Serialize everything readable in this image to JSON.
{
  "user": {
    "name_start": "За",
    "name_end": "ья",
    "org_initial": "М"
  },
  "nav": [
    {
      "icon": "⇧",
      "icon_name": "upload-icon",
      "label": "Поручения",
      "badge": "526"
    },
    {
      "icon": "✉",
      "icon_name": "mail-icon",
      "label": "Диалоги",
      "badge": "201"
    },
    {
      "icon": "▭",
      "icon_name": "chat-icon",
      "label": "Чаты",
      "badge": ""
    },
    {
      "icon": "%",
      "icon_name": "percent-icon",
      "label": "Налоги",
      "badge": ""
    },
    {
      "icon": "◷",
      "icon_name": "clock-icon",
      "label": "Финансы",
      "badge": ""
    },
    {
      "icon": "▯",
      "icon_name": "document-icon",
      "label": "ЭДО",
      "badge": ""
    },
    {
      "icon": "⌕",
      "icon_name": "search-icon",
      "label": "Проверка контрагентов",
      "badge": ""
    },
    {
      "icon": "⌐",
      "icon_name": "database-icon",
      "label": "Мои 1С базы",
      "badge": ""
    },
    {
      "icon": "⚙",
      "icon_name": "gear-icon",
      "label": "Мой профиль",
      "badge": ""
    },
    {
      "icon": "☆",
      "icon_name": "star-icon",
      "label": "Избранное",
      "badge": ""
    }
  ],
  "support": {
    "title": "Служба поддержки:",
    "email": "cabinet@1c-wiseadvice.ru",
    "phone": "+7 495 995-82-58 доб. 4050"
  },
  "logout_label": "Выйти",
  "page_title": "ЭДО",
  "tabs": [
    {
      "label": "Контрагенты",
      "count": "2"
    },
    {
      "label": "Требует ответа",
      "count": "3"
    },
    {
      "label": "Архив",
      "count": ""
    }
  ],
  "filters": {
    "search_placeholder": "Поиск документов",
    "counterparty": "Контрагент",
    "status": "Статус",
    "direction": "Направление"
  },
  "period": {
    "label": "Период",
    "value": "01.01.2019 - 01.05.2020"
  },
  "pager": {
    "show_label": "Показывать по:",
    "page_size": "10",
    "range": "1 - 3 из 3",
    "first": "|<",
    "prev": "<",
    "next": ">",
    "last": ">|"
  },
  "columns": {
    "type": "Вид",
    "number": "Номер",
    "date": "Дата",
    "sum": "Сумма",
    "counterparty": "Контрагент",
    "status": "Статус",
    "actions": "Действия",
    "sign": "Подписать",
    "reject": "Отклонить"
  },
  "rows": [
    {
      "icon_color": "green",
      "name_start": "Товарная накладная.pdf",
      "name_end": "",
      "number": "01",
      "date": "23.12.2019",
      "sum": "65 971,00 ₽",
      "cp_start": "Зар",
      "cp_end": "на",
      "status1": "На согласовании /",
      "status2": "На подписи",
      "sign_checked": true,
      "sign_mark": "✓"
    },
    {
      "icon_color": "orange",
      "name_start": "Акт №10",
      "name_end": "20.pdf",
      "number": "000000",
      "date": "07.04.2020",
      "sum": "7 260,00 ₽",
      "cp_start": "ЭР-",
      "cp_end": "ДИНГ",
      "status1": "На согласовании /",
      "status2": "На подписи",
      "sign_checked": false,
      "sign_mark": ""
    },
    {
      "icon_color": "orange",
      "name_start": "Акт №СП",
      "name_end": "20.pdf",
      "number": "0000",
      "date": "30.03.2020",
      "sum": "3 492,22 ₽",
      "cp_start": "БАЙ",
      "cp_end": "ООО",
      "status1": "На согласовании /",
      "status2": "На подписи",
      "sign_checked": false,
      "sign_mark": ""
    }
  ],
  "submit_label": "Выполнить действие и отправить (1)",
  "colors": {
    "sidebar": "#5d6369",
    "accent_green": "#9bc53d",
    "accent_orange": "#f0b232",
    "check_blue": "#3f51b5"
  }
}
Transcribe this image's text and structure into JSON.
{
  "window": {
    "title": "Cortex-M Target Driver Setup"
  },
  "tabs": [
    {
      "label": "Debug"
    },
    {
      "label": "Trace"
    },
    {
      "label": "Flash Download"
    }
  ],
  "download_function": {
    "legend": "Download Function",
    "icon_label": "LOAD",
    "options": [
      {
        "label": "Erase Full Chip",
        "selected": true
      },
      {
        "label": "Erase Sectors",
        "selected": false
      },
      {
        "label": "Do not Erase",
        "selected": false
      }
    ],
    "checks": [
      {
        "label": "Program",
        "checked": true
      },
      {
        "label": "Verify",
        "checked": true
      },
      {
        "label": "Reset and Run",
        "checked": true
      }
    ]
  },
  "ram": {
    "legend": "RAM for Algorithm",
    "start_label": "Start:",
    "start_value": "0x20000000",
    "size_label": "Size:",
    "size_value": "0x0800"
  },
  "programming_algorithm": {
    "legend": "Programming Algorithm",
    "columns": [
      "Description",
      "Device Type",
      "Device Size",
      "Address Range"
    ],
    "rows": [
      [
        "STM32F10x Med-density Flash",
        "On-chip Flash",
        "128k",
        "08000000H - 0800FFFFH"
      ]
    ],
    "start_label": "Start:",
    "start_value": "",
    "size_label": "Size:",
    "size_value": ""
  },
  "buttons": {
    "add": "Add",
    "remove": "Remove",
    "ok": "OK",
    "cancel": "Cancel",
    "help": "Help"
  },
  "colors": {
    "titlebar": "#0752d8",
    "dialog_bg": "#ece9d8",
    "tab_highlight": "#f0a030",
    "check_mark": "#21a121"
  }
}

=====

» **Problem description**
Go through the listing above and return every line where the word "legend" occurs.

» **Exercise result**
    "legend": "Download Function",
    "legend": "RAM for Algorithm",
    "legend": "Programming Algorithm",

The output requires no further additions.